The quest for diversity and inclusion gained worldwide attention when delegates from 186 countries and representatives from 811 non-governmental organizations participated in The Copenhagen World Summit for Social Development that was held in 1995. The Copenhagen Declaration and Programme of Action, a key outcome of the Summit, pledged to promote social integration through fostering inclusive societies that are stable, safe, just and tolerant, and that respect diversity, equality of opportunity and participation of all people, including disadvantaged and vulnerable persons and groups.. In the quarter of a century since then, there has been significant progress made by policymakers and practitioners to advocate and implement change so as to make the concept of social integration and inclusion a reality in practice. It is now widely accepted that policies of diversity and inclusion perform a critical role in promoting sustainable human development. International human rights law requires governments to respect individuals’ civil and political rights, such as free speech, fair trial, and political participation, and to promote economic, social, and cultural rights, including the right to education and healthcare. Governments, non-governmental organizations, supranational organizations, corporate employers, universities, professional associations, and other entities have all been actively engaged in the advocacy and implementation of diversity and inclusion practices.

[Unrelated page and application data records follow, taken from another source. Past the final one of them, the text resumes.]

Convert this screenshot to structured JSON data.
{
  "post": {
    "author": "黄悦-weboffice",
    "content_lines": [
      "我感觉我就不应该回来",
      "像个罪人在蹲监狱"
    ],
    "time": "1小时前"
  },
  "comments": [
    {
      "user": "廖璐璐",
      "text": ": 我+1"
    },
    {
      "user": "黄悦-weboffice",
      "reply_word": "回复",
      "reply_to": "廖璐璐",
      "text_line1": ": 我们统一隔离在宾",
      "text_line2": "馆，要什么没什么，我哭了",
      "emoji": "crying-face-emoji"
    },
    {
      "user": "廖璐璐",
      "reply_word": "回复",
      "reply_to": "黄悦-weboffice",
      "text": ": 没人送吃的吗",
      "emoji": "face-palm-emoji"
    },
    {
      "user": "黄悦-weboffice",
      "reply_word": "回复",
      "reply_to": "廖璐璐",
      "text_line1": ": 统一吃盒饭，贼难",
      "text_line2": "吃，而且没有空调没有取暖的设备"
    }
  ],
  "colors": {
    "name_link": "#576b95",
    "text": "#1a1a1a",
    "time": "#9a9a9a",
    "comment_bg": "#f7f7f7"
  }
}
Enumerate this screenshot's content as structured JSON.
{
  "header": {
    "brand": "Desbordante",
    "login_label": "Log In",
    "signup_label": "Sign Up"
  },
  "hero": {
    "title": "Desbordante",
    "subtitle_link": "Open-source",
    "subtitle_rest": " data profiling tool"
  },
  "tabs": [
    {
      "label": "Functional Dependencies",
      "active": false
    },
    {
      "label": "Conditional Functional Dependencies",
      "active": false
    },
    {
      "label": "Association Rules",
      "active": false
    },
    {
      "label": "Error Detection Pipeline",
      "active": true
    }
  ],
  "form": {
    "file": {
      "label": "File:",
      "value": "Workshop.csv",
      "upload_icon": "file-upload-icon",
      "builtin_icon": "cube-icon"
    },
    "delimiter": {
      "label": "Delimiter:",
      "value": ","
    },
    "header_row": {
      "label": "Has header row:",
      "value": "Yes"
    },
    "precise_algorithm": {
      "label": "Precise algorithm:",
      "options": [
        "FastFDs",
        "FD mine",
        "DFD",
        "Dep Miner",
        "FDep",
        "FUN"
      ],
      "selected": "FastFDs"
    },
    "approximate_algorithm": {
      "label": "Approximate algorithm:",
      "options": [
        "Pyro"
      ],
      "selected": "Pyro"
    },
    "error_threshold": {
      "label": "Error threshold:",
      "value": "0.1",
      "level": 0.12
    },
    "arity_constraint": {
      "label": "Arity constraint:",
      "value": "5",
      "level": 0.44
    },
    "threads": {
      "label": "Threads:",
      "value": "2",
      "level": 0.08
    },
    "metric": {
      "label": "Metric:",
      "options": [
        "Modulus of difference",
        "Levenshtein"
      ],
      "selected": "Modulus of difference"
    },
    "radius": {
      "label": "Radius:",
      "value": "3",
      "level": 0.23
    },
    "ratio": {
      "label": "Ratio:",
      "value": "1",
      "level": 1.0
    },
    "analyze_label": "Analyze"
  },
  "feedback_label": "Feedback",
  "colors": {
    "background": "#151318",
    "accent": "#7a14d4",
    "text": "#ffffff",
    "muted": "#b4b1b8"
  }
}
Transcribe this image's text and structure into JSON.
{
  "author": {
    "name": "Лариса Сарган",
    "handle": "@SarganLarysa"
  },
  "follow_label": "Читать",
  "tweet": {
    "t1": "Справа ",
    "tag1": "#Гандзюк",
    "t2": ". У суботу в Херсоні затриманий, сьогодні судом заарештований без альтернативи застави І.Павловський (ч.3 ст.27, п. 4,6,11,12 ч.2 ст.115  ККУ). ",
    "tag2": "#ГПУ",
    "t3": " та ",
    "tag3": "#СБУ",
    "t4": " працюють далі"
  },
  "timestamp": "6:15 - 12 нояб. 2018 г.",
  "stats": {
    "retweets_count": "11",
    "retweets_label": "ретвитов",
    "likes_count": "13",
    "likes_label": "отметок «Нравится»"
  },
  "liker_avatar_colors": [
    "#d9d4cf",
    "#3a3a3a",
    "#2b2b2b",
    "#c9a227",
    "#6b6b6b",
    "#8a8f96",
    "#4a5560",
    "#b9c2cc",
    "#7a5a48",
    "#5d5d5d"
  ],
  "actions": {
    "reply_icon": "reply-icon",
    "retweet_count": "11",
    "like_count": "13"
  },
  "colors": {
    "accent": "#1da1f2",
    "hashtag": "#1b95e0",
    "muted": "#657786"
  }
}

There are many specific factors involved in the definition and assessment of diversity and inclusion; these include age, gender, race, ethnicity, national origin, culture, geographic location, and socio-economic status. Exclusion and discrimination may be found to exist in practice with respect to these factors. Active policies to achieve diversity and inclusion will typically seek to achieve a greater degree of equity with respect to these and other factors. Eliminating inherent or customary practices of exclusion and discrimination requires positive and affirmative action. Within the United Nations system, the Universal Declaration of Human Rights provides a set of general principles for the desired objectives. There are also several United Nations binding human rights treaties for specific issues, including Convention on Civil and Political Rights; Convention on Economic, Social and Cultural Rights; Convention on the Elimination of All Forms of Racial Discrimination; Convention on the Elimination of All Forms of Discrimination against Women; Convention on the Rights of Persons with Disabilities; and Convention on the Protection of the Rights of All Migrant Workers and Members of Their Families. The quest for social inclusion and diversity is a concept that requires transformation of thinking, process, policies, strategies and programmes.
Of particular relevance and interest is the Universal Declaration on Cultural Diversity adopted by the General Conference of the United Nations Educational Scientific and Cultural Organization (UNESCO) in 2001. Cultural diversity is embodied in the uniqueness and plurality of the identities of the groups and societies constituting humankind. Cultural diversity, as a source of exchange, innovation, and creativity, is as necessary for humankind as biodiversity is for nature. It is the common heritage of humanity and should be recognized and affirmed for the benefit of present and future generations. Current economic and technological change provides opportunities for prospective innovation and creativity from a diverse supply of sources. Cultural policies act as catalysts for creativity by establishing conditions that are conducive to the dissemination of diversified goods and services. In the face of current imbalances in flows and exchanges of culture-related goods and services at the global level, it is necessary to reinforce international cooperation and solidarity to enable developing countries in particular to establish industries that are viable and internationally competitive. Market forces do not guarantee the preservation and promotion of cultural diversity; therefore public policy, in partnership with the private sector and civil society, must take responsibility for implementing remedial policies of affirmative action.
The United Nations Global Compact has published some practical guidelines for companies to promote diversity and inclusion, comprising four areas for action: (a) set targets; (b) put in place formal processes; (c) make targets public; and (d) rethink the way things have always been done. For many kinds of institutions, including corporations, it is customary to set goals that can be achieved through a process of Management by Objectives, for example with respect to sales and profitability; this process can similarly be applied to achieving targeted goals for gender diversity and equality for representation in leadership and management positions. Public commitment essentially holds companies responsible and accountable for achieving diversity and inclusion objectives. The introduction of fresh innovative ideas into established operating procedures will typically provide momentum for change and accelerated efforts to reach the targeted goals. Finally, having a rigorous process of measurement for each factor in the diversity and inclusion process is of critical importance. Having access to a well-defined, robust and reliable system of metrics that is continually updated and available is fundamental to the success of the Management by Objectives process.
Ken Buffin, Editor